(Beginning of Extracted entries)
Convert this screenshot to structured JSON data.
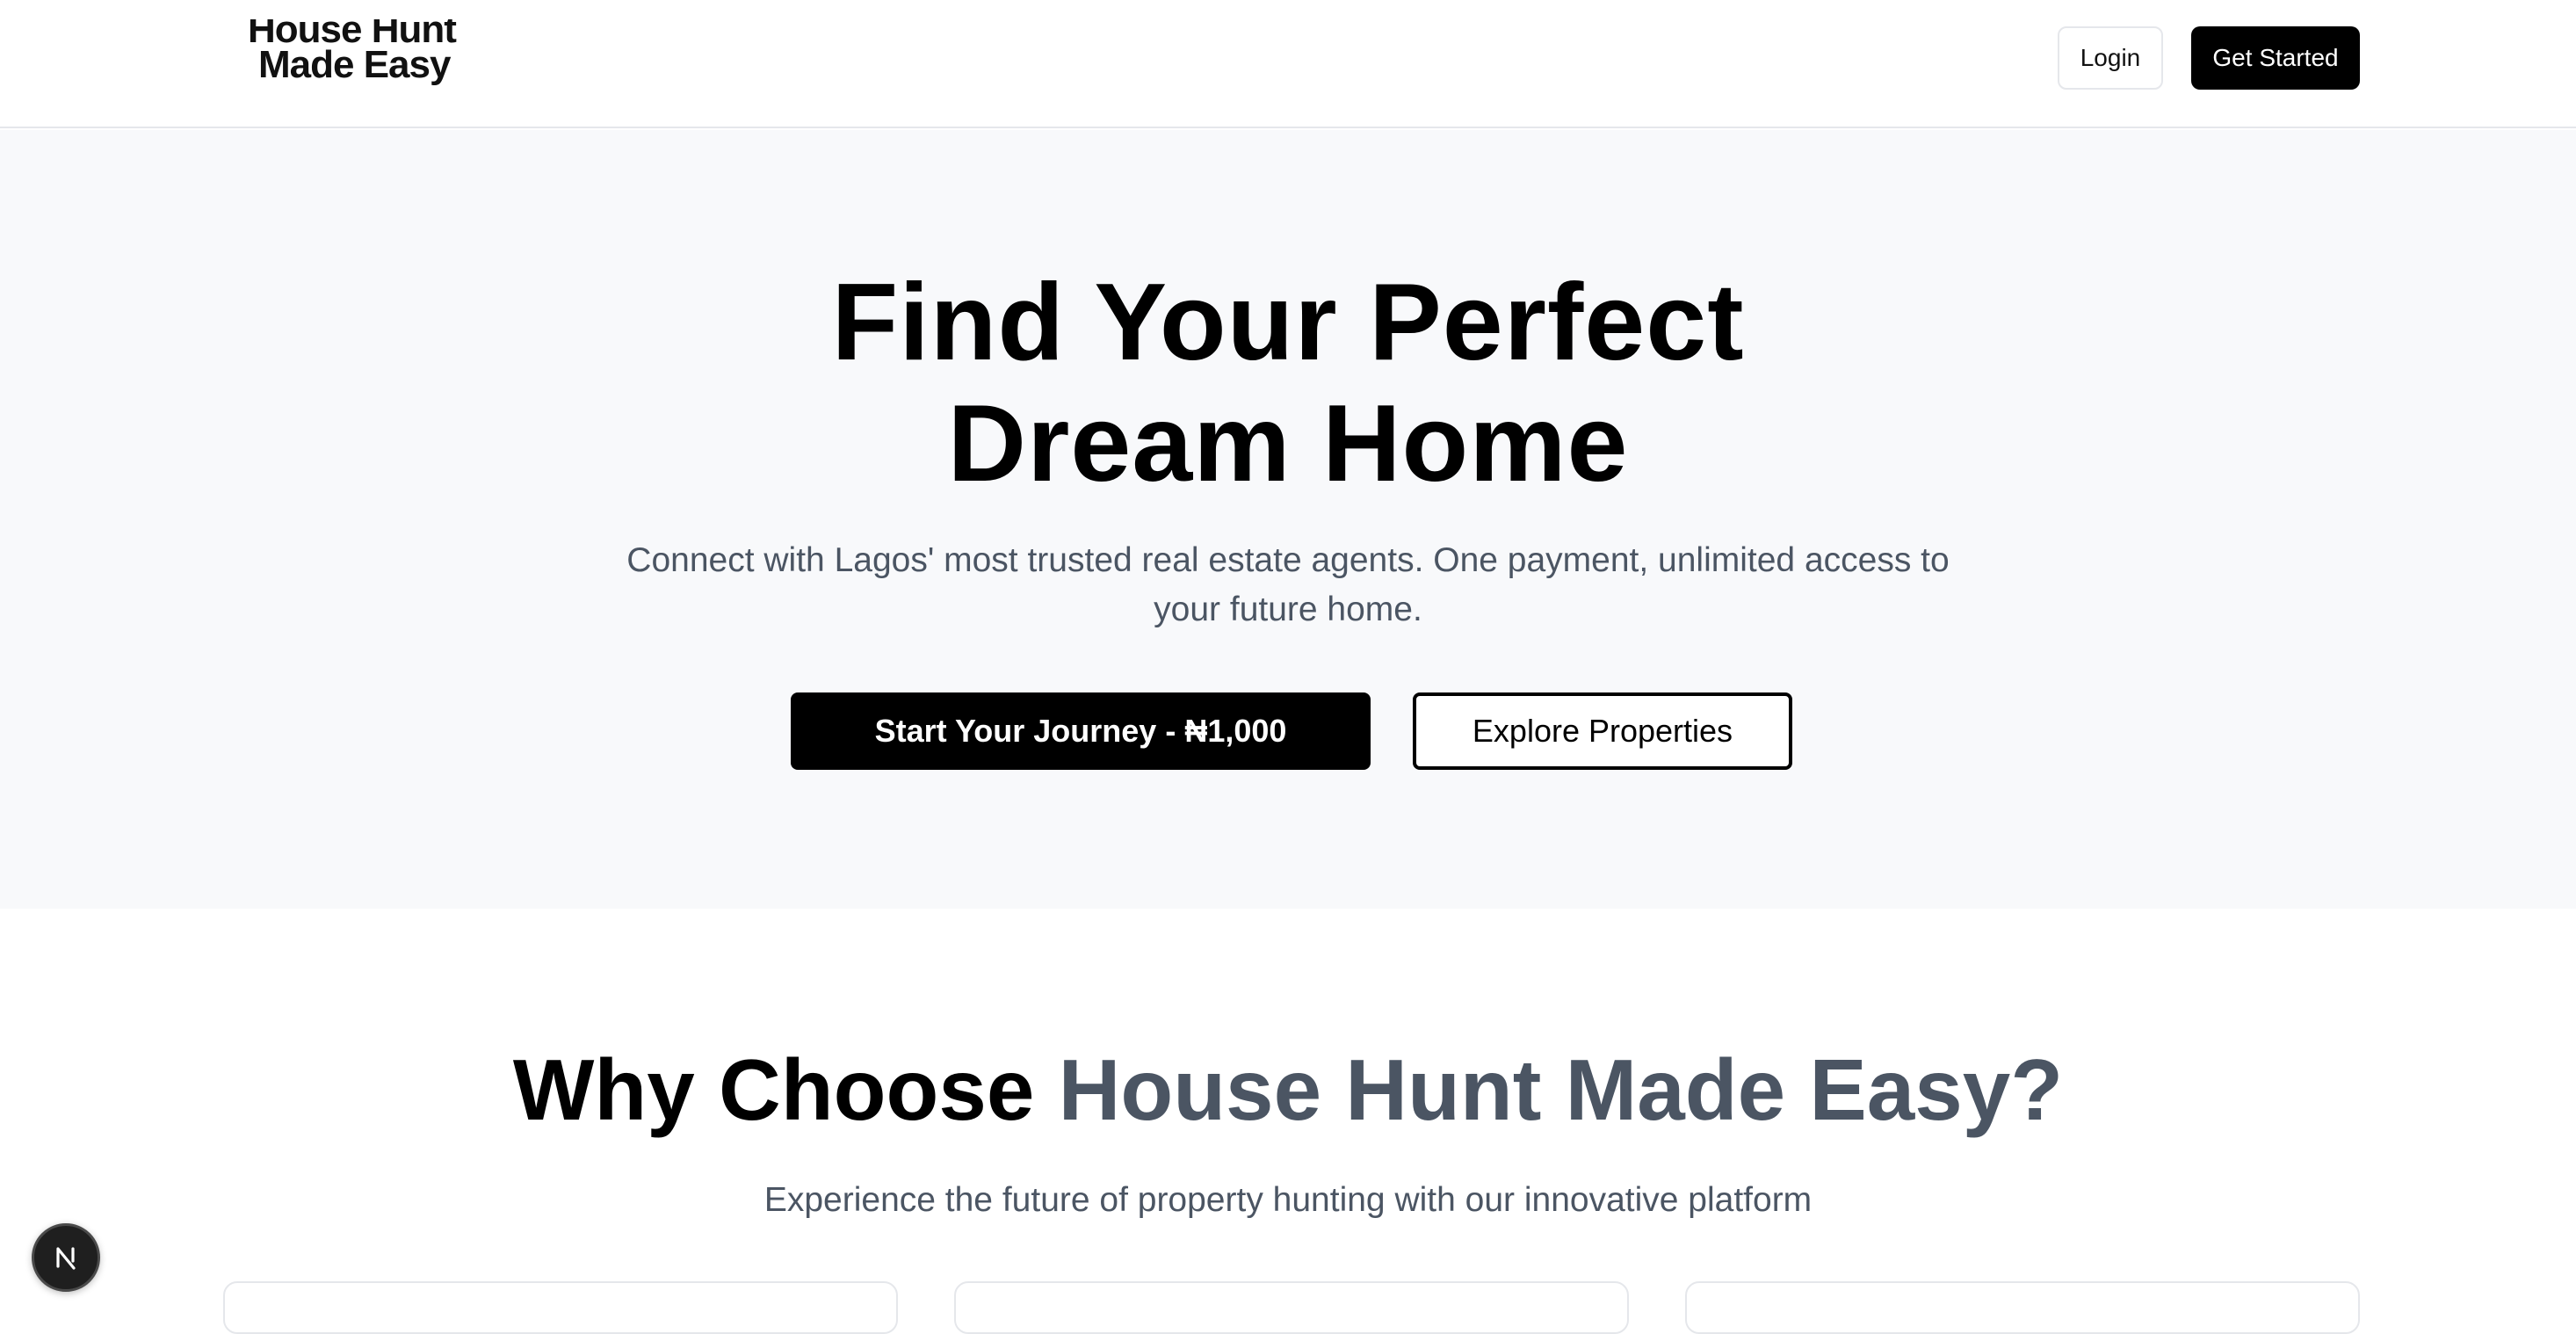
{
  "header": {
    "logo_line1": "House Hunt",
    "logo_line2": "Made Easy",
    "login_label": "Login",
    "get_started_label": "Get Started"
  },
  "hero": {
    "title_line1": "Find Your Perfect",
    "title_line2": "Dream Home",
    "subtitle": "Connect with Lagos' most trusted real estate agents. One payment, unlimited access to your future home.",
    "primary_button": "Start Your Journey - ₦1,000",
    "secondary_button": "Explore Properties"
  },
  "why": {
    "title_prefix": "Why Choose ",
    "title_accent": "House Hunt Made Easy?",
    "subtitle": "Experience the future of property hunting with our innovative platform"
  },
  "dev_badge": {
    "icon": "nextjs-n-icon"
  },
  "colors": {
    "primary": "#000000",
    "accent_text": "#4b5563",
    "hero_bg": "#f8f9fb",
    "border": "#e5e7eb"
  }
}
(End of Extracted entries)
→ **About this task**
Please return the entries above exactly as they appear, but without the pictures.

→ **Answer to the problem**
Convert this screenshot to structured JSON data.
{
  "header": {
    "logo_line1": "House Hunt",
    "logo_line2": "Made Easy",
    "login_label": "Login",
    "get_started_label": "Get Started"
  },
  "hero": {
    "title_line1": "Find Your Perfect",
    "title_line2": "Dream Home",
    "subtitle": "Connect with Lagos' most trusted real estate agents. One payment, unlimited access to your future home.",
    "primary_button": "Start Your Journey - ₦1,000",
    "secondary_button": "Explore Properties"
  },
  "why": {
    "title_prefix": "Why Choose ",
    "title_accent": "House Hunt Made Easy?",
    "subtitle": "Experience the future of property hunting with our innovative platform"
  },
  "dev_badge": {
    "icon": "nextjs-n-icon"
  },
  "colors": {
    "primary": "#000000",
    "accent_text": "#4b5563",
    "hero_bg": "#f8f9fb",
    "border": "#e5e7eb"
  }
}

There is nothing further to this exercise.